2.)  identify the number after the “v=” — in the case of the previously mentioned video, the number is 980256227111.

How to Embed Facebook Videos

3.)  Insert the number after the “v=”video into the code follows below. Again, as was the case with the YouTube example, please remove the space after and before the brackets (I needed to include it to prevent WordPress.com from actually trying to embed the example Facebook URL):

[ gigya src=”http://www.facebook.com/v/980256227111
codebase=”http://download.macromedia.com/pub/shockwave/cabs/flash/swflash.cab#version=6,0,40,0″ width=”400″ height=”224″ ]

Please see the actual embedded video below:

And there you have it — you have successfully embedded a Facebook video into your WordPress.com blog!

Are you grateful for the gifts you received this holiday season?

Hopefully, if you wanted an iPhone 4S (affiliate link) and didn’t get it (or got something you didn’t want), you were not devastated like these horribly ungrateful individuals. For more humorous commentary, consider comedian Jim Gaffigan’s thoughts on getting unwanted gifts. If you did receive a gift for which you are not grateful, remember that somebody always wants — or at the very least could use — what you have.

Also consider that, during the “holiday season,” consumers bravely endured pepper spray on Black Friday, delivery drama for items ordered online, travel trauma, and the frenzy of family feudsWhy? To purchase the “perfect” gift for you (just as you might have done for others).

Interestingly, despite the many challenges with which consumers were presented, in addition to the overall economic uncertainty, shoppers came out in force this past holiday season.

According to a December 15, 2011 Associated Press article, “the National Retail Federation…now expects holiday sales for the November and December period to rise 3.8 percent to a record $469.1 billion.” The article further elaborates, “the projected gain is still below the 5.2 percent pace seen during the holiday 2010 season from the prior year, but it’s well above the 2.6 percent average increase over the past 10 years.”

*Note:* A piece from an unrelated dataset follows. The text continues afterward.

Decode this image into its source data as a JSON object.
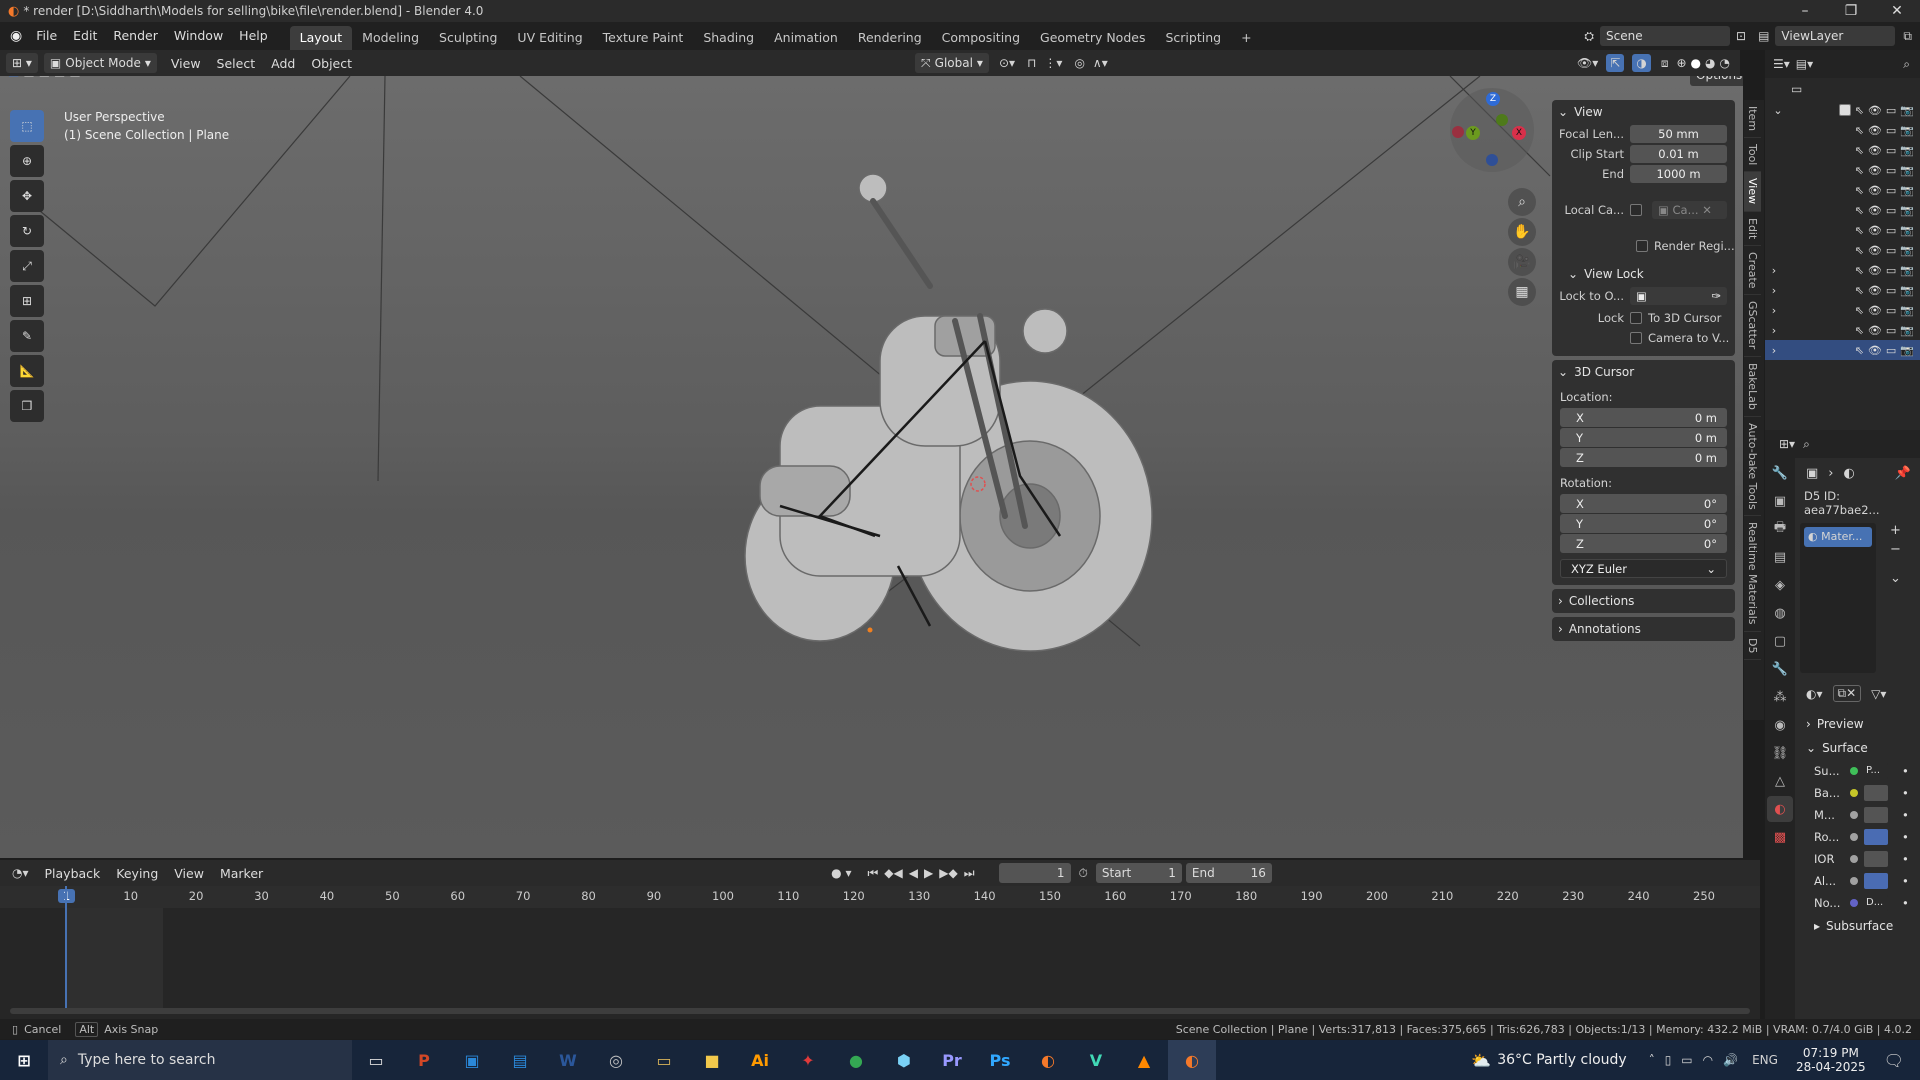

Impressively, despite the odds against it happening, consumers collectively spent nearly one-half trillion dollars buying goods and services that, were it not for the holidays that necessitated the purchases, those items would have most likely never been purchased.

And now, with the holidays fading into the past, everyone is turning their attention to their soon-to-be-forgotten New Year’s resolutions.

When it comes to resolutions, people often list grandiose goals they intend to accomplish and, much like expectations for gifts, often the reality doesn’t match the fantasy. So, how can you start this new year with intention and reflection? My suggestion is to instead make a list of three gratitudes — three people, experiences or things for which you are thankful and:

  • Provide a foundation upon which you can build your life;
  • Whose presence in your life gives you direction;
  • Act as wings that lift you through tough times.

Similarly, Chris Brogan encourages people to “forego the idea of a resolution, and instead, to come up with 3 words that will help you define your goals and experiences for the coming year” with his “My Three Wordsmeme.

So, what are my “three gratitudes?”

  1. My Sons: My boys, Jacob and Max, are my inspiration and motivation. Whenever I am with them, my heart fills with joy and my life is filled with meaning. Both have overcome — and continue to work through — unique obstacles, but they do so with grace and gumption. Their presence fills me with pride, love, and laughter.
  2. My Friends: I have a small core of friends — maybe 5 really strong connections, mostly from my undergraduate years at UCSB, but one or two from more recent years. While small in number they have provided me with unconditional support that has made a large impact.
  3. My Career:  Henry David Thoreau is quoted as saying  ‘Most men lead lives of quiet desperation and go to the grave with the song still in them.’ I interpret this to mean that most people spend their lives pursuing practicality while foregoing their passion. While both are important, I am grateful to have transitioned into teaching, a career that is both challenging and rewarding.

Those are my three gratitudes…what are yours?

Photo Credit: “thank you note for every language” by woodleywonderworks.